• RECORD EXTRACTS:
◆ ◆ ◆ ◆ ◆ ◆ ◆
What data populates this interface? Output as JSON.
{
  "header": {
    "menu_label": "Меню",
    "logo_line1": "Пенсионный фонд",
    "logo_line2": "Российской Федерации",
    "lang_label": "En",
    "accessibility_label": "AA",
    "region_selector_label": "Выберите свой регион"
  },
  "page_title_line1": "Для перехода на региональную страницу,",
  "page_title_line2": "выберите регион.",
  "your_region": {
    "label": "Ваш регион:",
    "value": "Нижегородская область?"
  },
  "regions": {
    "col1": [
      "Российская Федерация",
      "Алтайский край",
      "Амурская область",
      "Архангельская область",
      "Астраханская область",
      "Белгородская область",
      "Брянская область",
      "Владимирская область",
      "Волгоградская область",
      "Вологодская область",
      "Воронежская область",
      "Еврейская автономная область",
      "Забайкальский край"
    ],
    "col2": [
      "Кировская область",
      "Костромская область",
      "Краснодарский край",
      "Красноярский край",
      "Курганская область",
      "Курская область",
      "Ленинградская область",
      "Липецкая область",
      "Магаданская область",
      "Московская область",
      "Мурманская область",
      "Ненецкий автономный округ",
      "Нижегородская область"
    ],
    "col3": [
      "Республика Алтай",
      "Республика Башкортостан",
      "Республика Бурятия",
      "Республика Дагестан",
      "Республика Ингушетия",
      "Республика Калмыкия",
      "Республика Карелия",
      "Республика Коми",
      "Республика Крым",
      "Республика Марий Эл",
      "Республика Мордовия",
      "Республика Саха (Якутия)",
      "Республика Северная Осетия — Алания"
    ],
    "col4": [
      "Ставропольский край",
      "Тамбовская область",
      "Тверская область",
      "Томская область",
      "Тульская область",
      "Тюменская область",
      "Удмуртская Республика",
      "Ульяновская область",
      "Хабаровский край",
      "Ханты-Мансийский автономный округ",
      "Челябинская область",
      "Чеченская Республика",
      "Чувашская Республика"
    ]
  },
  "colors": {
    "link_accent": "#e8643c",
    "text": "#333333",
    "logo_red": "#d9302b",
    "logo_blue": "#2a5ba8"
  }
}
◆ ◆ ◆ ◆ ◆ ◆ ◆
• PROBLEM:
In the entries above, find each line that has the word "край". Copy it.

• EXPECTED ANSWER:
      "Алтайский край",
      "Забайкальский край"
      "Краснодарский край",
      "Красноярский край",
      "Ставропольский край",
      "Хабаровский край",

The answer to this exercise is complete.